"We wanted to take that character and do much more with her, and partly it's a desire to honor the depth and richness of the universe overall," Garriss explains. "Life is Strange: True Colors is a new offering with a lot of new characters, but it's not completely separate from the world of the original Life is Strange, of the wolf brothers' story [in Life is Strange 2], or Before the Storm. Steph is a reminder that this is an interconnected place, and that you're going to see, from time to time, characters from other adventures." 

Should any more familiar faces arrive in Haven Springs will be for Deck Nine to decide, as Garriss confirms that True Colors "has not been a collaboration with Dontnod." With the series creators out of the picture, Deck Nine is also taking this as an opportunity to shake up the foundational design of Life is Strange, abandoning the episodic format entirely. Instead, True Colors will be released in full on the day of release, although it will feature chapter breaks should you need a bit of a breather. Deck Nine tells me that the decision to give players the whole experience from the get go gave the studio more freedom, and the opportunity to deliver a better experience overall.
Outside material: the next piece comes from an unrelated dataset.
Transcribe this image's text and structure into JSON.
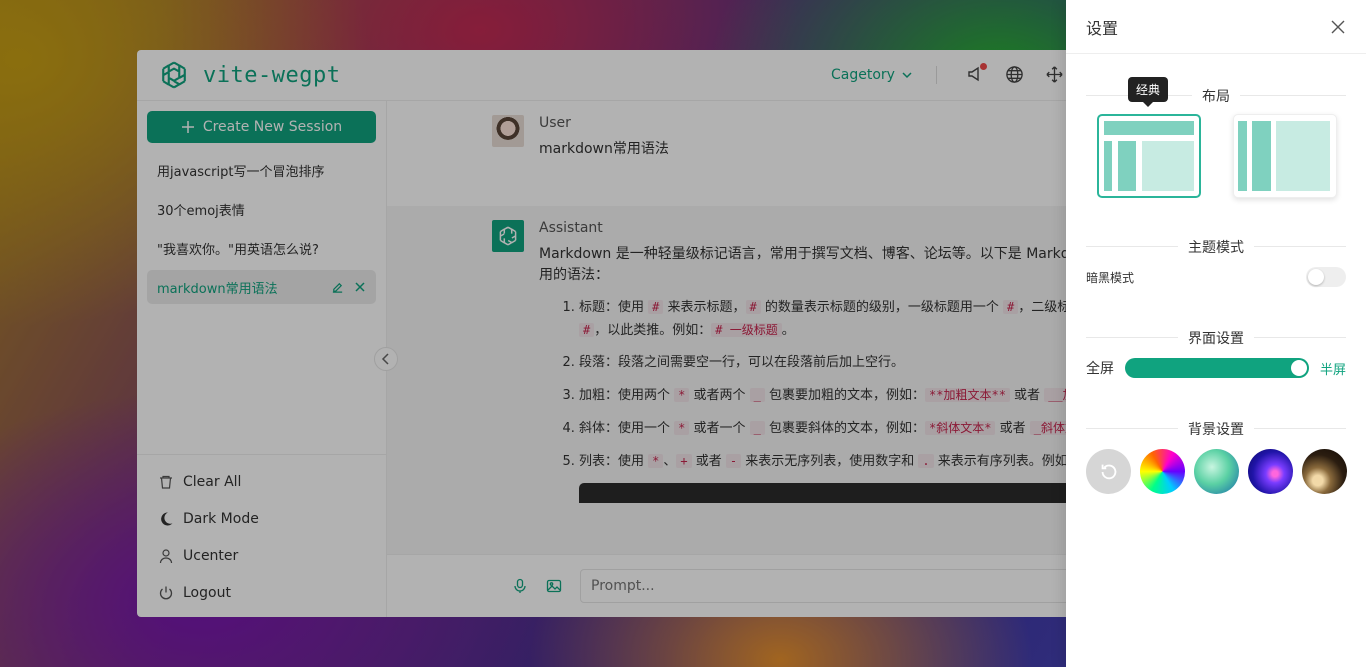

Having worked on the project since 2017, Garris expresses that True Colors has been a real labor of love for Deck Nine. The team is trying to honor the Life is Strange series and also push themselves as storytellers to see just what they can do. The result looks set to take the series in the next-generation, with a more visually enhanced and immersive Life is Strange experience that will explore empathy and human connections. "It's been a project that has been very close to the hearts of everyone at Deck Nine," Garriss says. "Coming off the heels of making Before the Storm, we wanted to explore who we are as storytellers and what the franchise has to offer fans with new characters in a new setting, and we're really excited about it."

Life is Strange: True Colors is set to release in full on PS5, PS4, Xbox Series X, Xbox One, and PC on September 10. If you're catching up or want a refresher, here's every announcement during the Future Games Show Spring showcase

Heather Wald
Senior staff writer

I started out writing for the games section of a student-run website as an undergrad, and continued to write about games in my free time during retail and temp jobs for a number of years. Eventually, I earned an MA in magazine journalism at Cardiff University, and soon after got my first official role in the industry as a content editor for Stuff magazine. After writing about all things tech and games-related, I then did a brief stint as a freelancer before I landed my role as a staff writer here at GamesRadar+. Now I get to write features, previews, and reviews, and when I'm not doing that, you can usually find me lost in any one of the Dragon Age or Mass Effect games, tucking into another delightful indie, or drinking far too much tea for my own good.